- **WHAT THE TASK ASKS**
Could you reproduce every entry as it stands, leaving the pictures behind?

(Stored data entries)
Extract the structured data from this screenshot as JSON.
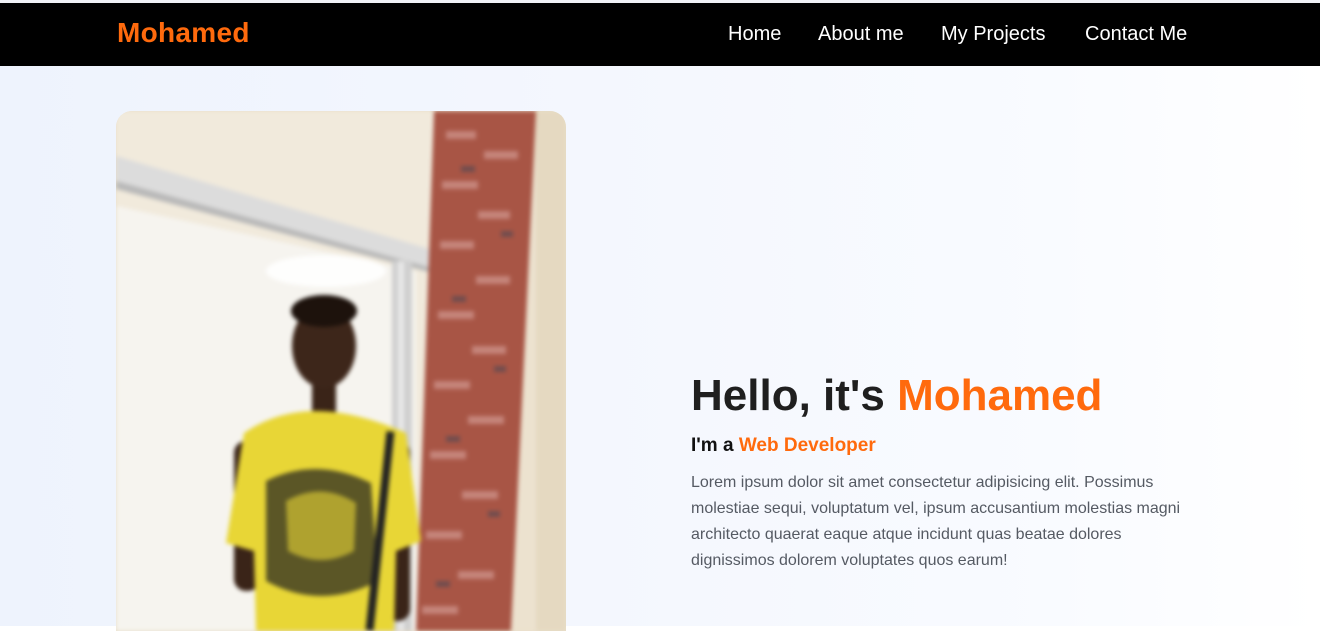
{
  "nav": {
    "brand": "Mohamed",
    "links": [
      {
        "label": "Home"
      },
      {
        "label": "About me"
      },
      {
        "label": "My Projects"
      },
      {
        "label": "Contact Me"
      }
    ]
  },
  "hero": {
    "greeting": "Hello, it's ",
    "name": "Mohamed",
    "role_prefix": "I'm a ",
    "role": "Web Developer",
    "description": "Lorem ipsum dolor sit amet consectetur adipisicing elit. Possimus molestiae sequi, voluptatum vel, ipsum accusantium molestias magni architecto quaerat eaque atque incidunt quas beatae dolores dignissimos dolorem voluptates quos earum!"
  },
  "colors": {
    "accent": "#ff6a0d",
    "navbar": "#000000",
    "heading": "#1f1f1f",
    "body_text": "#555a63"
  }
}
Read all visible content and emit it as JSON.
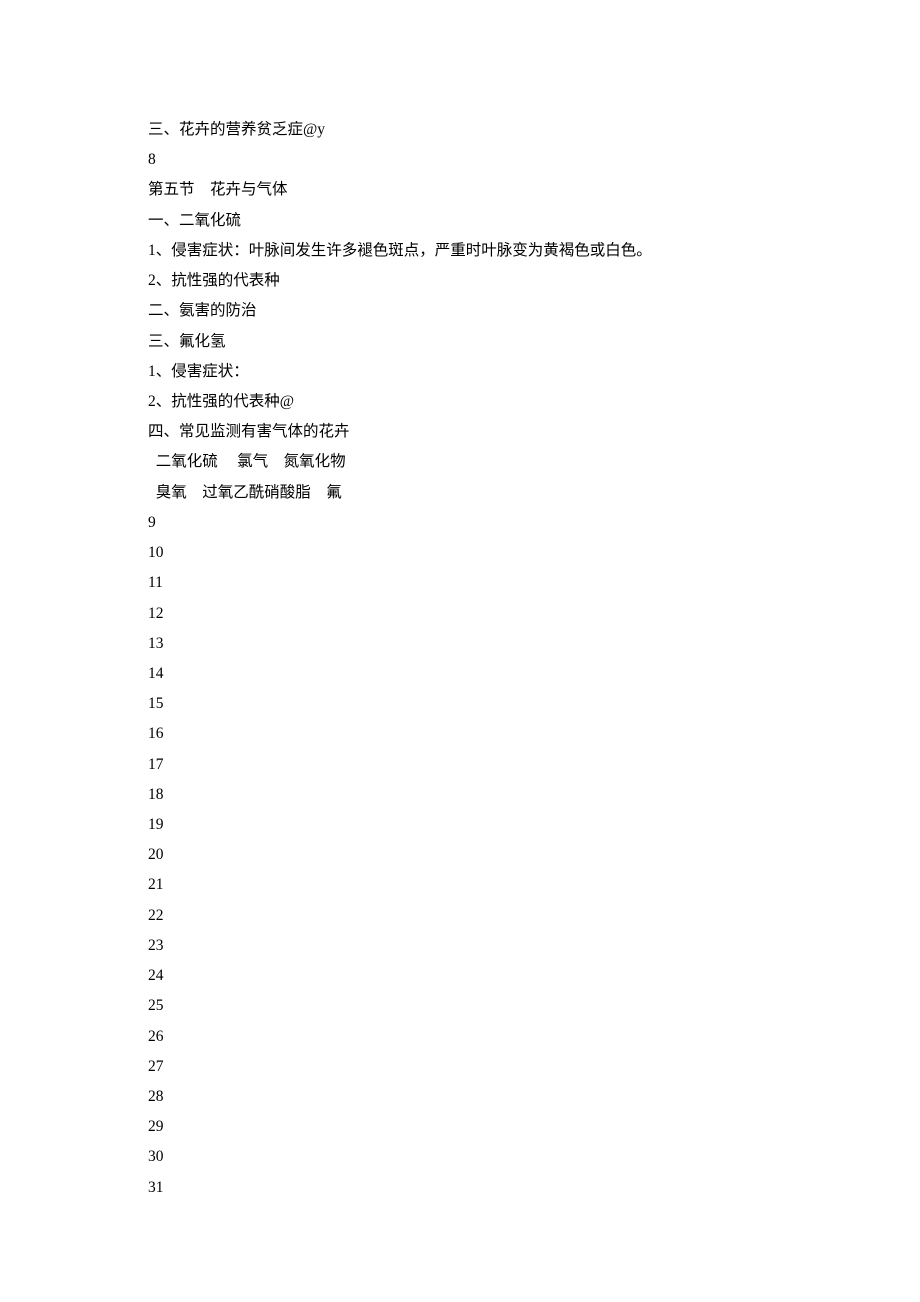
{
  "lines": [
    "三、花卉的营养贫乏症@y",
    "8",
    "第五节    花卉与气体",
    "一、二氧化硫",
    "1、侵害症状：叶脉间发生许多褪色斑点，严重时叶脉变为黄褐色或白色。",
    "2、抗性强的代表种",
    "二、氨害的防治",
    "三、氟化氢",
    "1、侵害症状：",
    "2、抗性强的代表种@",
    "四、常见监测有害气体的花卉",
    "  二氧化硫     氯气    氮氧化物",
    "  臭氧    过氧乙酰硝酸脂    氟",
    "9",
    "10",
    "11",
    "12",
    "13",
    "14",
    "15",
    "16",
    "17",
    "18",
    "19",
    "20",
    "21",
    "22",
    "23",
    "24",
    "25",
    "26",
    "27",
    "28",
    "29",
    "30",
    "31"
  ]
}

- **RESPONSE TO THIS TASK**
Extract the structured data from this screenshot as JSON.
{
  "nav": {
    "brand": "Mohamed",
    "links": [
      {
        "label": "Home"
      },
      {
        "label": "About me"
      },
      {
        "label": "My Projects"
      },
      {
        "label": "Contact Me"
      }
    ]
  },
  "hero": {
    "greeting": "Hello, it's ",
    "name": "Mohamed",
    "role_prefix": "I'm a ",
    "role": "Web Developer",
    "description": "Lorem ipsum dolor sit amet consectetur adipisicing elit. Possimus molestiae sequi, voluptatum vel, ipsum accusantium molestias magni architecto quaerat eaque atque incidunt quas beatae dolores dignissimos dolorem voluptates quos earum!"
  },
  "colors": {
    "accent": "#ff6a0d",
    "navbar": "#000000",
    "heading": "#1f1f1f",
    "body_text": "#555a63"
  }
}
Read all visible content and emit it as JSON.
{
  "lines": [
    "三、花卉的营养贫乏症@y",
    "8",
    "第五节    花卉与气体",
    "一、二氧化硫",
    "1、侵害症状：叶脉间发生许多褪色斑点，严重时叶脉变为黄褐色或白色。",
    "2、抗性强的代表种",
    "二、氨害的防治",
    "三、氟化氢",
    "1、侵害症状：",
    "2、抗性强的代表种@",
    "四、常见监测有害气体的花卉",
    "  二氧化硫     氯气    氮氧化物",
    "  臭氧    过氧乙酰硝酸脂    氟",
    "9",
    "10",
    "11",
    "12",
    "13",
    "14",
    "15",
    "16",
    "17",
    "18",
    "19",
    "20",
    "21",
    "22",
    "23",
    "24",
    "25",
    "26",
    "27",
    "28",
    "29",
    "30",
    "31"
  ]
}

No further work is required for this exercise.